High-Altitude Recipe Adjustment


Many people tell me they have issues with cooking when they move to our “Mile-High City.” There’s a reason for that: as altitude increases, air pressure decreases. That means that water boils at a lower temperature here. At sea level water boils at 212°. In Denver it boils at 202°. That means that foods that are cooked in water, such as pasta, will take longer to cook.

The lower air pressure will have an even greater effect on baked goods – cakes, cookies and quick breads.As baked goods rise in the oven, they meet with less resistance and if not adjusted, the cells will over expand and collapse resulting in a reduced volume – “the cake that falls.”There are a couple of simple adjustments to make to your sea-level recipes that will help.

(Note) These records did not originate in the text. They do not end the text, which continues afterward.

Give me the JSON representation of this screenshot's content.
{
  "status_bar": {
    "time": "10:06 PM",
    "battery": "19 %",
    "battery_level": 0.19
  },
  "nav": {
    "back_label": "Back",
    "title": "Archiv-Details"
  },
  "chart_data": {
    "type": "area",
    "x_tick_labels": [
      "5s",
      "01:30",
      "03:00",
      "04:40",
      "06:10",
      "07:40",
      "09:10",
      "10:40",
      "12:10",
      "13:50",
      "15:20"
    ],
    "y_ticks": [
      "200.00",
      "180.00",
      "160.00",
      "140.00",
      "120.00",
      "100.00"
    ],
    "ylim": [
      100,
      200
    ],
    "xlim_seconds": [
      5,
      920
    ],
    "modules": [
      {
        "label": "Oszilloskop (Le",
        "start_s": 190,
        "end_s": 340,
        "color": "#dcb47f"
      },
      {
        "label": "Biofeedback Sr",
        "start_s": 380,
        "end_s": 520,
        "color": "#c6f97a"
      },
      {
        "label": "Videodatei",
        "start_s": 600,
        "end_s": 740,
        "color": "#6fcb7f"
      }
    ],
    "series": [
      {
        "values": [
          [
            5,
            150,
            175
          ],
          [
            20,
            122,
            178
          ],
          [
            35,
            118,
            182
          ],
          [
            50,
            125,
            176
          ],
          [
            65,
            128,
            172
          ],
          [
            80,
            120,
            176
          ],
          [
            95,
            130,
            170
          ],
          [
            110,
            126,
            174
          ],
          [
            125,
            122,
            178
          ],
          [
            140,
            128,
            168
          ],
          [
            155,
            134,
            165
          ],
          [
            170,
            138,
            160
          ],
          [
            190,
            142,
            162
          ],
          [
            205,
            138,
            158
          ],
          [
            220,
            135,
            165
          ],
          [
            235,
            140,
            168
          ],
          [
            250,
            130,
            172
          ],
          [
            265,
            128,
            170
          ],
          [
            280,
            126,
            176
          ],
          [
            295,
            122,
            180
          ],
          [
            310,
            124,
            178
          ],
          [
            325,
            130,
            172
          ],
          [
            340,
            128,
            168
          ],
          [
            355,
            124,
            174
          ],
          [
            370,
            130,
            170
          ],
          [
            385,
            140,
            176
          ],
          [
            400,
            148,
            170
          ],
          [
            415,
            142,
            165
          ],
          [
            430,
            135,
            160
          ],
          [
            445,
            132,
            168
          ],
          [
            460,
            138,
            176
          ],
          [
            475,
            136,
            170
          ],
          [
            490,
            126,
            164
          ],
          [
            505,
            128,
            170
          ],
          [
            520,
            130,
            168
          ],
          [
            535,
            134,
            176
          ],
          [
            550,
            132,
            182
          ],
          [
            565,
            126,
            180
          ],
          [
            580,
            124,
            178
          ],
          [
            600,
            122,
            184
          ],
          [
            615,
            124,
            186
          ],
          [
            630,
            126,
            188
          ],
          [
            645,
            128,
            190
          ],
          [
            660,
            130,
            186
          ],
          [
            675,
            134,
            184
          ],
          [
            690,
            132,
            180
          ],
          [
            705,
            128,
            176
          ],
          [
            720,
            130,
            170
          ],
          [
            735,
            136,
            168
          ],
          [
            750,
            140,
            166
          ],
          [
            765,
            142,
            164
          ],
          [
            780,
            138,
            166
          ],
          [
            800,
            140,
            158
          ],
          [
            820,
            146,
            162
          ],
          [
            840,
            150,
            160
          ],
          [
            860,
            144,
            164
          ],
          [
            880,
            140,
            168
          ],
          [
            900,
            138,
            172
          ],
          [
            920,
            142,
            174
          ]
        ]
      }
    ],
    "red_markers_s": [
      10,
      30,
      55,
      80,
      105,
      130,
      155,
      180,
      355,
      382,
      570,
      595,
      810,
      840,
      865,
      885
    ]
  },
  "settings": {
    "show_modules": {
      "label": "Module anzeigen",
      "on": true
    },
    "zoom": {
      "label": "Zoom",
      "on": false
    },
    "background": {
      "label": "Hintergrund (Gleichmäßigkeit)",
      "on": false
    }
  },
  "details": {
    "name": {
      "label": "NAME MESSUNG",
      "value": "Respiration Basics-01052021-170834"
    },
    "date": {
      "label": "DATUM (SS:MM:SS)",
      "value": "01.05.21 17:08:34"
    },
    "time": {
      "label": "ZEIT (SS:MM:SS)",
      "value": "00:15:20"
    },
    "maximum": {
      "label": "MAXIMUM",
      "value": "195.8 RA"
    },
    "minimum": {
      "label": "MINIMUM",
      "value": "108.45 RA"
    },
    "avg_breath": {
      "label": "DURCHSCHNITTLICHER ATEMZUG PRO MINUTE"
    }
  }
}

First, reduce the sugar by 2 tablespoons per cup.Second, reduce the baking powder by ¼ teaspoon per teaspoon.Those two simple adjustments should do the trick, but depending upon ingredient proportions, you may need to also increase the liquid or flour slightly.With a little experimentation you can still get great results with your favorite recipes.Just be glad you don’t have to bake in Leadville where the altitude is over 10,000 feet above sea level!